Many Digital Realty sites are also using an innovative, distributed, redundant uninterruptible power supply design that is more energy efficient and cost-effective to operate than conventional infrastructure.
Digital Realty's newest facility in Singapore, Digital Loyang 2, is one of the most sustainable data centres in the region, with a designed-PUE rating of 1.3. Aside from the energy-efficient design, we also leverage space- and fuel-efficient turbine generators that provide cleaner backup generation and cleaner emissions than conventional data centres.
Embedding sustainable approaches in design and construction
Our holistic approach has also meant we have needed to change the way we select and construct new data centre sites.
Historically, data centres were typically constructed in areas near large numbers of customers. Now, new facilities are being designed to consider the availability of nearby natural resources such as air, wind, sunlight, and water. This is helping Digital Realty to embed our data centres within a circular resource system that incorporates sustainable operations.
Carrying out a life-cycle assessment (LCA) at the design stage can be a great way to help understand a building's planned embodied carbon emissions and identify ways to reduce emissions in construction materials. It's why we routinely incorporate LCAs into our construction strategy, enabling us to create a consistent approach to utilising low-embodied carbon materials across our development portfolio.

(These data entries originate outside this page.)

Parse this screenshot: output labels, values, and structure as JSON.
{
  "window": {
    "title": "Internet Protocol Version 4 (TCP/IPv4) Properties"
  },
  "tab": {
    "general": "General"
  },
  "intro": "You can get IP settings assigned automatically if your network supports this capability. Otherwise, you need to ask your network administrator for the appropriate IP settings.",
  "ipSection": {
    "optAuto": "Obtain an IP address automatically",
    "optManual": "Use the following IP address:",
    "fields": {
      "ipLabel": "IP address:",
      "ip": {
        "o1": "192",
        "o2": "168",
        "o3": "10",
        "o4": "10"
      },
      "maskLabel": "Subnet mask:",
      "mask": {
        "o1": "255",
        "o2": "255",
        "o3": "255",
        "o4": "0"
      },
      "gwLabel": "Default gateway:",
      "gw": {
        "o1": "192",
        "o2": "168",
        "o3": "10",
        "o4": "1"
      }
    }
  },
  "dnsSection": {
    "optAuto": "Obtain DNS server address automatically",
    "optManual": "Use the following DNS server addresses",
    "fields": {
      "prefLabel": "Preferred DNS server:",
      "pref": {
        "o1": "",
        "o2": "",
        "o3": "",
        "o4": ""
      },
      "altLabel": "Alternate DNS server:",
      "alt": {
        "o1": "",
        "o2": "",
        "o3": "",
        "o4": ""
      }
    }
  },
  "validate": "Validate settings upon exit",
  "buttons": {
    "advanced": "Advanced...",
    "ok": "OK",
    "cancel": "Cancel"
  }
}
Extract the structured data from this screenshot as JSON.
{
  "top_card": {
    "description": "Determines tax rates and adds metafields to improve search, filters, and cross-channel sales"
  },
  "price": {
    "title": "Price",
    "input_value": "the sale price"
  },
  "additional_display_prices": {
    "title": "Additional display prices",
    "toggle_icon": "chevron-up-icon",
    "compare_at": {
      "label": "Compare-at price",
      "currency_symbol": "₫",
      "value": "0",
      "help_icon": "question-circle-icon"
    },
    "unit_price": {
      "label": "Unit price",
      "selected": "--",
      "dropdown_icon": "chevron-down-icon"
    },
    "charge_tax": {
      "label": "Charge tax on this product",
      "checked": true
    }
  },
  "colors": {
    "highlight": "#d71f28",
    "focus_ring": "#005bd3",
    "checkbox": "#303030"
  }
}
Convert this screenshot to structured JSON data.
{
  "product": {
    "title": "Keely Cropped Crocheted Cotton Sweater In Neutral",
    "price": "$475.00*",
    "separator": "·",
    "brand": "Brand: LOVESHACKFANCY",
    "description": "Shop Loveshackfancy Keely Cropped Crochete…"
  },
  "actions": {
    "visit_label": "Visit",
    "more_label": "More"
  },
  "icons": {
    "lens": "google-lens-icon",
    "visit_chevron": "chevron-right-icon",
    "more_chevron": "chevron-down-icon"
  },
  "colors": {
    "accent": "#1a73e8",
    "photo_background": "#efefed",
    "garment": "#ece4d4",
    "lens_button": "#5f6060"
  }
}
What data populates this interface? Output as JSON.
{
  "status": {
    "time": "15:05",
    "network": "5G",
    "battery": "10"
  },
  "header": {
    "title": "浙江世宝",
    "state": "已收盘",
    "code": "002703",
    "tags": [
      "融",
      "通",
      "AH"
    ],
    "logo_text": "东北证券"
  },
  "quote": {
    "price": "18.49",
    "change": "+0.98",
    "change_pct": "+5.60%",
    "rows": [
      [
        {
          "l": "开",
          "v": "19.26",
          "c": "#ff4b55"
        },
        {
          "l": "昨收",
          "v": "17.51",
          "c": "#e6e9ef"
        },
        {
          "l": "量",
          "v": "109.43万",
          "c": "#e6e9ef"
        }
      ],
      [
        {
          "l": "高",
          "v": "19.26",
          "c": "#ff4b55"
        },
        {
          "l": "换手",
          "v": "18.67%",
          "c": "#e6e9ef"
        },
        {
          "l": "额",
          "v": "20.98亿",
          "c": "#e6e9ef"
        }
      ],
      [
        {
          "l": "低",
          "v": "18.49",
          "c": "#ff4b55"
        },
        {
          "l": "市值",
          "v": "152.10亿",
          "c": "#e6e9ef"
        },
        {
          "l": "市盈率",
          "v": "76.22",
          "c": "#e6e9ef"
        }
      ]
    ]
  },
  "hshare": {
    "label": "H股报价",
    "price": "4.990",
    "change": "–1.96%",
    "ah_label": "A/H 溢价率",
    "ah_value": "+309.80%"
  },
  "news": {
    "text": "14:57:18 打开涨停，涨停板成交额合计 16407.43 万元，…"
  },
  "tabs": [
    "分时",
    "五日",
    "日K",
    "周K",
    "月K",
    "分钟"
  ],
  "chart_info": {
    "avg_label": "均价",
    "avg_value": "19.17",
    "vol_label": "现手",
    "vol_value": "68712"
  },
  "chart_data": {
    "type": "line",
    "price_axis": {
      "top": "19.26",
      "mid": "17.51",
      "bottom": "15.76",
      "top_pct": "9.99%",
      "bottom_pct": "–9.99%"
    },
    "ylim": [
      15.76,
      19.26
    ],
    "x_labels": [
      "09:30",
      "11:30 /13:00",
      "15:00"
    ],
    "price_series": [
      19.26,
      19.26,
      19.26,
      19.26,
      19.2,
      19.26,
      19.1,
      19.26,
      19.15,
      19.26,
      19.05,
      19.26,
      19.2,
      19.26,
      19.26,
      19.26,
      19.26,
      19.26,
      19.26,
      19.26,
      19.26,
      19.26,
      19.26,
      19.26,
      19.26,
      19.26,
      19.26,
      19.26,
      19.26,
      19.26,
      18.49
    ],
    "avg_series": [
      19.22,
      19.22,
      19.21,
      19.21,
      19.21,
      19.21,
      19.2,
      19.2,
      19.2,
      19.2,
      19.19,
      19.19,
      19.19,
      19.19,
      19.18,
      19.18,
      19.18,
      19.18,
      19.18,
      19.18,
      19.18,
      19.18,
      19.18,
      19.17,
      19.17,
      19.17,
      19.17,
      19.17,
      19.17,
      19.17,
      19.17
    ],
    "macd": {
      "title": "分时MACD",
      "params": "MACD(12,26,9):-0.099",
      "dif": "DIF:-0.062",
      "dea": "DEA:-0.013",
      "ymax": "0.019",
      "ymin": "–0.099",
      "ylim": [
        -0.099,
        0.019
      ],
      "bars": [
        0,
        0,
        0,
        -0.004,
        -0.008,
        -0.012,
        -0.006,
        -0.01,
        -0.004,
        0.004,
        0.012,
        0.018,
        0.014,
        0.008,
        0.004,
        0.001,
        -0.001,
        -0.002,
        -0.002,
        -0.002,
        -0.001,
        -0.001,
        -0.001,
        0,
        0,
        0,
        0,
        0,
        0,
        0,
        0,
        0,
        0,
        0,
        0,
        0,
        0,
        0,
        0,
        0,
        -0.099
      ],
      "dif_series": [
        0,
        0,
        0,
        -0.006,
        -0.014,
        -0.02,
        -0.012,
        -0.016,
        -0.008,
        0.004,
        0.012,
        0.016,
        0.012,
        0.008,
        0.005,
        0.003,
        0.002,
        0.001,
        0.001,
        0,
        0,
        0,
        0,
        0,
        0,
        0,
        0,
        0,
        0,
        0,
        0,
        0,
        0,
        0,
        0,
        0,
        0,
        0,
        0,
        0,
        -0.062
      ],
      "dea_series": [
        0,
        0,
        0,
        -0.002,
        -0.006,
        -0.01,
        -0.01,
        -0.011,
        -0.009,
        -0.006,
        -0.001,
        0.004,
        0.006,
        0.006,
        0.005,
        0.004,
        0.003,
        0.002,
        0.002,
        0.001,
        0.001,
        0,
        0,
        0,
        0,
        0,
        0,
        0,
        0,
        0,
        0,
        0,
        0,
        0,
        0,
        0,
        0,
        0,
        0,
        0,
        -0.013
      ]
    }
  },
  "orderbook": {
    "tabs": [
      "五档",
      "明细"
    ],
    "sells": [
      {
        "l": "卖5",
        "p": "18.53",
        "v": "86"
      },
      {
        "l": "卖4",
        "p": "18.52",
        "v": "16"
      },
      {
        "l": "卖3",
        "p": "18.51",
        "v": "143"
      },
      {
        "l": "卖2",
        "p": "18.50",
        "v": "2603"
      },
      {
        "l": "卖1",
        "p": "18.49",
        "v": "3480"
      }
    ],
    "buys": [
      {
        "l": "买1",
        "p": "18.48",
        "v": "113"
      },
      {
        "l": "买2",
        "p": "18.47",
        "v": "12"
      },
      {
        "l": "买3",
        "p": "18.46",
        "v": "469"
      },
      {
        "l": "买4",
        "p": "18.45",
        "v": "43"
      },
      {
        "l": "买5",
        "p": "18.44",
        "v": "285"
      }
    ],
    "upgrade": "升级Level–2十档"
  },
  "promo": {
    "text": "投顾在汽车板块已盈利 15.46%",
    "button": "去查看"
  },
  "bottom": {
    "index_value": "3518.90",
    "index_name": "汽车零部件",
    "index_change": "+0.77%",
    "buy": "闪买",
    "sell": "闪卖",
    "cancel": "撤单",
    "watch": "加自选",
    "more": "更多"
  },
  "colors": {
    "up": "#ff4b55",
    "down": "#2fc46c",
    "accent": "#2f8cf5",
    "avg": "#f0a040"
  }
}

We also utilise green building certifications such as LEED and BREEAM as we develop new data centres. Such certifications can help us ensure we can be more energy- and water-efficient than baseline data centres – both through the use of sustainable construction materials and by recycling waste during construction.
Embracing cutting-edge cooling solutions
Innovative cooling techniques have been shown to be an extremely beneficial way of reducing costs and increasing sustainability, given that cooling can account for more than 30% of the energy required to power a data centre in a location such as Singapore.
Digital Realty has already demonstrated the benefits of a river-fed cooling solution at our campus in Marseille, France. This approach is up to 30 times more energy efficient than traditional cooling systems and will reduce power consumption by up to 18,400 MWh annually while avoiding the emission of 795 tons of CO2.
Where possible, we also divert waste heat from our data centres to heat hundreds of thousands of local homes and businesses. For example, we have successfully deployed this approach at our Digital Seoul 1 data centre.
Singapore's tropical climate poses other challenges. That's why Digital Realty has worked with Singapore startup CoolestDC to evaluate a proof-of-concept liquid cooling solution for bare-metal infrastructure. This significantly reduces power consumption and improves IT performance relative to traditional air-cooled servers.
We've also contributed funding and technical knowledge to support the Singapore Tropical Data Centre initiative, which has a charter to research sustainable and efficient data centre solutions to enhance the competitiveness of Singapore's data centre industry.
Innovating with purpose for a more sustainable future
The growing challenge of collecting, storing and managing ever-increasing volumes of data and managing evolving sustainability goals is forcing data centre operators to innovate like never before.
Today, we're more committed than ever to taking steps to minimise our impact on the environment, and working alongside our customers, investors, employees and communities wherever we operate to achieve that goal.
However, we know there is more to do, which is why we are determined to continue re-evaluating and challenging ourselves to do more to help our customers and our industry move forward, the sustainable way.